Timothy Butler, author of Getting Unstuck: how dead ends become new paths (Harvard Business School Press), explains that the key to turning an impasse on its head is to take it as an opportunity to try something new. "The meaning of an impasse, although it's usually first expressed as a failure or in an internalised notion of inadequacy, is a request for us to change our way of thinking about ourselves and our place in the world."
Butler says that we all carry a map of how we fit in the grand scheme of things - life, work, the world - although this rarely matches reality. An impasse is therefore a time to re-assess this position.
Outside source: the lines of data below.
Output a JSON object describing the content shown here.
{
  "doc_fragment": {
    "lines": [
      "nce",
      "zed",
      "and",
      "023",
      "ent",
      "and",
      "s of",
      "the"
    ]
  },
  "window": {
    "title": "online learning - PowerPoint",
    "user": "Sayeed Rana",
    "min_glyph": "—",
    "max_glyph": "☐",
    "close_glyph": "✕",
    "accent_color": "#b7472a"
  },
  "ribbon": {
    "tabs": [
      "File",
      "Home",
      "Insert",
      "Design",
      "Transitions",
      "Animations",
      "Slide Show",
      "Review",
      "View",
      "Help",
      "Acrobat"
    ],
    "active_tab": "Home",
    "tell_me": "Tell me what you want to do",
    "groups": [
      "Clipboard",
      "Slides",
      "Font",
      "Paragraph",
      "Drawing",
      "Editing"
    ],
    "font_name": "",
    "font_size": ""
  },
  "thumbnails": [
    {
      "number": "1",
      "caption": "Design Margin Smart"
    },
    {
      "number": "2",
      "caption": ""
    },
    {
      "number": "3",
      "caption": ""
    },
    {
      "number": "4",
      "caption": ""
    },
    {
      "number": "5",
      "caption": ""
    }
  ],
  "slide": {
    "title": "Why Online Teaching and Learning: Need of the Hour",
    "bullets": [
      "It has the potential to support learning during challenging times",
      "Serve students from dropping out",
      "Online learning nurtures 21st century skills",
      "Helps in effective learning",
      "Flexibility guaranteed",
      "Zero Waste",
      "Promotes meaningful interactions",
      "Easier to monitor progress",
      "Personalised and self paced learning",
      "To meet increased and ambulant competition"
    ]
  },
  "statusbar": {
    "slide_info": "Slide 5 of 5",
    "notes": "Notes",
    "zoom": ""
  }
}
People get into impasses for many reasons, sudden or gradual change, personal or work-related. Butler says that businesspeople seem to be particularly thick-skinned to impasses because they come across dead ends so regularly. "[Their] response is to just muscle through. Keep on pushing and throw more resources at it," he notes. "But often what a clear impasse signifies is that you need to stop and realise that your model doesn't capture the reality of your business."
This sense of crisis is generally the first stage of overcoming the impasse. Butler says a sense of mounting panic often follows, with all the self-doubts and questions that go with it. When people finally realise that their model isn't working, they are entering the next stage. They then start to listen to suggestions, seek different perspectives and finally take action.
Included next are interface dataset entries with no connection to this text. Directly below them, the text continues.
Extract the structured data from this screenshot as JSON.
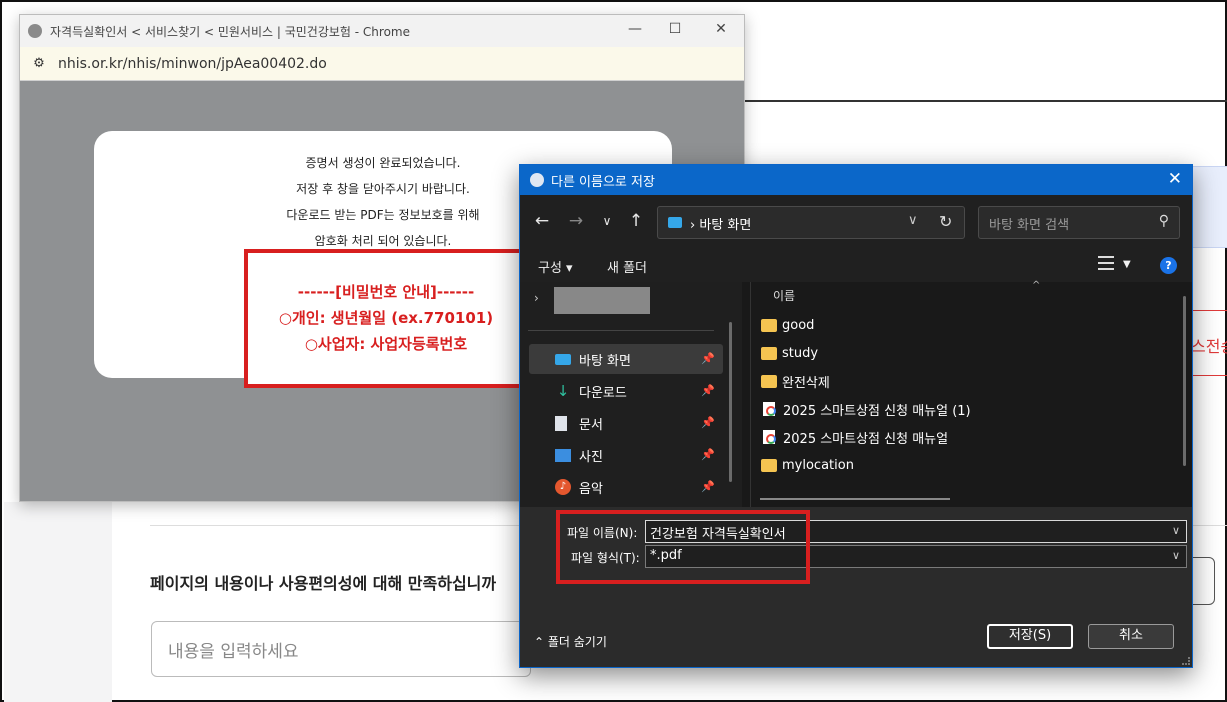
{
  "background_page": {
    "right_red_button_text": "스전송",
    "satisfaction_question": "페이지의 내용이나 사용편의성에 대해 만족하십니까",
    "input_placeholder": "내용을 입력하세요"
  },
  "chrome_popup": {
    "window_title": "자격득실확인서 < 서비스찾기 < 민원서비스 | 국민건강보험 - Chrome",
    "url": "nhis.or.kr/nhis/minwon/jpAea00402.do",
    "message_lines": [
      "증명서 생성이 완료되었습니다.",
      "저장 후 창을 닫아주시기 바랍니다.",
      "다운로드 받는 PDF는 정보보호를 위해",
      "암호화 처리 되어 있습니다."
    ],
    "password_notice": {
      "heading": "------[비밀번호 안내]------",
      "personal": "○개인: 생년월일 (ex.770101)",
      "business": "○사업자: 사업자등록번호"
    }
  },
  "save_dialog": {
    "title": "다른 이름으로 저장",
    "address_crumb": "바탕 화면",
    "search_placeholder": "바탕 화면 검색",
    "organize_label": "구성 ▾",
    "new_folder_label": "새 폴더",
    "column_header": "이름",
    "nav_items": [
      {
        "label": "바탕 화면",
        "icon": "desktop-icon",
        "selected": true
      },
      {
        "label": "다운로드",
        "icon": "download-icon",
        "selected": false
      },
      {
        "label": "문서",
        "icon": "document-icon",
        "selected": false
      },
      {
        "label": "사진",
        "icon": "picture-icon",
        "selected": false
      },
      {
        "label": "음악",
        "icon": "music-icon",
        "selected": false
      }
    ],
    "files": [
      {
        "name": "good",
        "type": "folder"
      },
      {
        "name": "study",
        "type": "folder"
      },
      {
        "name": "완전삭제",
        "type": "folder"
      },
      {
        "name": "2025 스마트상점 신청 매뉴얼 (1)",
        "type": "doc"
      },
      {
        "name": "2025 스마트상점 신청 매뉴얼",
        "type": "doc"
      },
      {
        "name": "mylocation",
        "type": "folder"
      }
    ],
    "filename_label": "파일 이름(N):",
    "filename_value": "건강보험 자격득실확인서",
    "filetype_label": "파일 형식(T):",
    "filetype_value": "*.pdf",
    "hide_folders_label": "폴더 숨기기",
    "save_button": "저장(S)",
    "cancel_button": "취소"
  }
}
Butler says that the hardest thing with an impasse is that you don't know what the next stage is. "The whole basis of an impasse is that you thought you knew what was going to happen next, but you didn't. It's pretty scary, but also pretty exciting."
Source: Feeling stuck? Getting past impasse
Harvard Business School Working Knowledge, April 25 2007
Review by Emilie Filou